Once you fill out your SWOT analysis, you will need to come up with some recommendations and strategies based on the results. Linda Pophal, owner and CEO of Strategic Communications consulting firm, said these strategies should be focused on leveraging strengths and opportunities to overcome  weaknesses and threats.

"This is actually the area of strategy development where organizations have an opportunity to be most creative and where innovative ideas can emerge, but only if the analysis has been appropriately prepared in the first place," Pophal said.

Bryan Weaver, a partner at Scholefield Construction Law, was heavily involved in creating a SWOT analysis for his firm. He provided Business News Daily with a sample SWOT analysis template used in the firm's decision to expand its practice to include dispute mediation services.

STRENGTHS

·Construction law firm with staff members who are trained in both law and professional engineering/general contracting. Their experience gives a unique advantage.

·Small (three employees) — can change and adapt quickly

WEAKNESSES

·No one has been a mediator before or been through any formal mediation training programs.

·One staff member has been a part of mediations, but not as a neutral party.

OPPORTUNITIES

·Most commercial construction contracts require mediation. Despite hundreds of mediators in the marketplace, only a few have actual construction experience.

·For smaller disputes, mediators don't work as a team, only as individuals; Scholefield staff can offer anyone the advantage of a group of neutrals to evaluate a dispute
 

THREATS

·Anyone can become a mediator, so other construction law firms could open up their own mediation service as well.

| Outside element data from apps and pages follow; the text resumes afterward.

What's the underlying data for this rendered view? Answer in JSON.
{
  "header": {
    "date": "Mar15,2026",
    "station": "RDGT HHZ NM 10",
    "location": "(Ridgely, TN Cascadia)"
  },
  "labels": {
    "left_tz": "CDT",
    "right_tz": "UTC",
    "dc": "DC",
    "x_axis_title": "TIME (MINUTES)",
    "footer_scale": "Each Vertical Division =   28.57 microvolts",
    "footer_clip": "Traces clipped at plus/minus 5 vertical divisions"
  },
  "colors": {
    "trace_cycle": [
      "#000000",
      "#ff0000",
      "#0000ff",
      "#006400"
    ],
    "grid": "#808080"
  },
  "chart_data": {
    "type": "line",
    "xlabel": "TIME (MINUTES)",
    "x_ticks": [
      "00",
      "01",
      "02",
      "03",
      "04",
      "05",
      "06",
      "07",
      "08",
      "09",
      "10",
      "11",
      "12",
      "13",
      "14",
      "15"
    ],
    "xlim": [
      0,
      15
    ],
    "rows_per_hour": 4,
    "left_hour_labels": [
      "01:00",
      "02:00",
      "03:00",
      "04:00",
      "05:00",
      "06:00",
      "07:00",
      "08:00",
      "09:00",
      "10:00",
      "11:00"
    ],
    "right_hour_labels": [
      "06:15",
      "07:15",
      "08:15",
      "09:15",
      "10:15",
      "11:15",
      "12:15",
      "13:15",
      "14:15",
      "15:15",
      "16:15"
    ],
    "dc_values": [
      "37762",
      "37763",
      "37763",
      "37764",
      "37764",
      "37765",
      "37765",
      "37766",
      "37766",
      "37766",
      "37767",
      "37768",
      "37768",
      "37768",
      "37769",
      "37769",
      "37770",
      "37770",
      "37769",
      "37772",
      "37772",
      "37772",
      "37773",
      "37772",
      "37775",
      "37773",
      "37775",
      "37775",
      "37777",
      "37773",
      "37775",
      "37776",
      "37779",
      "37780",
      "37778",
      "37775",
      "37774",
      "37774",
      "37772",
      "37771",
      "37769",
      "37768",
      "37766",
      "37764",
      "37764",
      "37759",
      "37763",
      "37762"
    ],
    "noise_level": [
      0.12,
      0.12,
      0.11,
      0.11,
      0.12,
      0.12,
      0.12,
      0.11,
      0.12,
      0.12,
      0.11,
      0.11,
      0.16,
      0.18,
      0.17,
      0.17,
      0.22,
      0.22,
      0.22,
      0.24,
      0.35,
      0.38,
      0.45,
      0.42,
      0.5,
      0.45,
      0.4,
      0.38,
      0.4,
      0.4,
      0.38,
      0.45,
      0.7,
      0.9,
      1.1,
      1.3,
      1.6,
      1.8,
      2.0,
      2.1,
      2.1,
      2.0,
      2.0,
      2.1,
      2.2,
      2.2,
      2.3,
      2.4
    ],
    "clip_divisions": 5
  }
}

·Most potential clients have a negative impression of mediation, because they feel mediators don't understand or care to understand the problem, and rush to resolve it.

Resulting strategy: Take mediation courses to eliminate weaknesses and launch Scholefield Mediation, which uses name recognition with the law firm, and highlights that the firm's construction and construction law experience makes it different.

"Our SWOT analysis forced us to methodically and objectively look at what we had to work with and what the marketplace was offering," Weaver said. "We then crafted our business plan to emphasize the advantages of our strongest features while exploiting opportunities based on marketplace weaknesses."

The SWOT analysis is a simple, albeit comprehensive strategy for identifying not only the weaknesses and threats of a plan, but also the strengths and opportunities it makes possible.

Cleighton DePetro, founder of Bare Tattoo Removal, noted that a SWOT analysis is just one tool in the strategy toolbox.

"When SWOT is used in conjunction with other analysis models, these frameworks for strategic thinking are well worth your time and should guide your decision-making," DePetro said.

Additional analytic tools to consider include PEST (political, economic, social and technological), MOST (mission, objective, strategies and tactics) and SCRS (strategy, current state, requirements and solution) analyses.

SWOT can also prompt businesses to examine and execute strategies in a more balanced, in-depth way.

"A SWOT analysis is helpful in broadly addressing questions to develop a business plan, but it doesn't go far enough," said Alan Lobock, co-founder of SkyMall and Convrrt. "The exercise alone won't identify your key value drivers of your business. Planning without first knowing your goals and the metrics by which you will measure your progress toward achieving those goals is inefficient and misguided."

The following websites can help you conduct a thorough SWOT analysis of your own business:

Additional reporting by Katherine Arline and Ryan Goodrich.

Nicole Fallon Taylor

Nicole received her Bachelor's degree in Media, Culture and Communication from New York University. She began freelancing for Business News Daily in 2010 and joined the team as a staff writer three years later. She currently serves as the assistant managing editor. Reach her by email, or follow her on Twitter.